For three days I was allowed to hang with, to bask in the reflected glory of several dozens of heroes whose names and deeds the many millions of Americans and Vietnamese they served will never know. The youngest covans are now in their late 50s. Most are older, and except for a touch of graying hair they all – to a man – have that same comportment, the ramrod-straight bearing, the fire in their eyes that identifies them still as – only as – U.S. Marines.
Recruiters for the Corps have left one of their greatest, unquantifiable marketing tools completely off the table. Each time I am with Marine friends, the evidence overwhelms me yet again – that is how well Leathernecks do with and by the women they marry.
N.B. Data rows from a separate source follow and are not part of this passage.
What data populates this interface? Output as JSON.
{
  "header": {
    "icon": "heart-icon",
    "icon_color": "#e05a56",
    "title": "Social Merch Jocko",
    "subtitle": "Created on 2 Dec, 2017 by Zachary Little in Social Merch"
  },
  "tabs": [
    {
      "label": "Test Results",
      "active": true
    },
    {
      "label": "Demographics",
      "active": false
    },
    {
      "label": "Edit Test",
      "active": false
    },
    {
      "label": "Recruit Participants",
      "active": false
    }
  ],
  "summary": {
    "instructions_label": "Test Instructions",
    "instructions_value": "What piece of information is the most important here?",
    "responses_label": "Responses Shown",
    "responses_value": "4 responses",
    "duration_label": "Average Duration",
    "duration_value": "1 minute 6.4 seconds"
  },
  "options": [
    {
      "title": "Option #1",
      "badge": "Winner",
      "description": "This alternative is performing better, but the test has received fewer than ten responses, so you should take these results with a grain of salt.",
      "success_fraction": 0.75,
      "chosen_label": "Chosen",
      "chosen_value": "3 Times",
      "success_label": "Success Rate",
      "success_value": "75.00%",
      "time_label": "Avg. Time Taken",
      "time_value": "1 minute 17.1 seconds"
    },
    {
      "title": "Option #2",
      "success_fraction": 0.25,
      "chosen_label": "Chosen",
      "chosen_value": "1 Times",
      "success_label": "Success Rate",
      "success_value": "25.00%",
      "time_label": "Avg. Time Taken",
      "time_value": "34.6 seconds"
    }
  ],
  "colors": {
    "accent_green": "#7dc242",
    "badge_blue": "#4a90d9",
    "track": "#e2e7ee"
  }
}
More impressive even than the array of valor and Purple Heart medals among the covan warriors were the wives who kept it all together. These were not just women who look good. They do. These are women equal to or greater than their men in terms of grit and pluck and spirit. Women of character who kept the faith in their men and the cause they served when few others did.
What a group to be around. And then there were the Vietnamese.
I doubt I am unique in my viewing of history always from the solipsism of the “American experience” – the American experience in World War II, the American experience in Korea, Vietnam, the Cold War … wherever. Rarely is my consideration for allies, especially allies from a country and government which no longer officially exists. Yet, here they were with us, or we with them. All these Vietnamese Marines, their wives and children, looking proud, prosperous, accomplished. Like their covan brothers, the Vietnamese Marines, clad in their signature tiger-striped uniforms, still formidable, retain that eager-for-action, lock-and-load aura.
When I was told what so many of these now-American families had been through to get here, their speeches, their testimonies of comradeship and bravery and sacrifice, in English far more perfect than my Vietnamese, became heavy with meaning.
In the entire American population there are, at most, a million men living who have actually really fought the up-close and personal, fixed bayonets, give no quarter fight for freedom. Of the entire native born, except maybe for those who have been prisoners of war, there are none who have had their freedom taken from them. Even among our own warriors, most have never had to risk more than their own lives in our nation’s defense. For Americans, freedom is a given. It is assumed.
I wonder how sweet freedom must seem and how much someone who came from Hungary in 1957, Cuba in 1962, Eastern Europe or Southeast Asia after 1975 must love our country and truly know the blessings we enjoy. Le Ba Binh knows.
Spending time alone together, Ripley and Binh toured the hallowed halls of The Basic School where they had common memories from different times. So many friends gone. So much sacrifice. More familiar with one another than brothers, the communication was mostly non-verbal. Referring to each other as they did in 1972, not because of rigid formality but out of love and respect, Binh is still “Thieu Ta” – Vietnamese for “Major” – to Ripley.
Binh, who has done so much, seen so much, experienced it all, is a man of few words. John Ripley cannot describe their brief, final exchange without pausing to acknowledge his own emotions. Stopping to look back one last time before leaving, Binh reflected to his covan: “Ripp-lee. I am happy.”
“That is good Thieu Ta. I am happy too.”
“No, no, no Ripp-lee” – as if to tell John Ripley he did not quite get it all. Tapping his fingers over his own heart, he continued. “I am happy … in here. I am proud.”
Le Ba Binh, we are glad you are here.
Welcome home, Thieu Ta. Welcome home.
Richard Botkin, a member of the WorldNetDaily.com board of directors, was a Marine Corps infantry officer.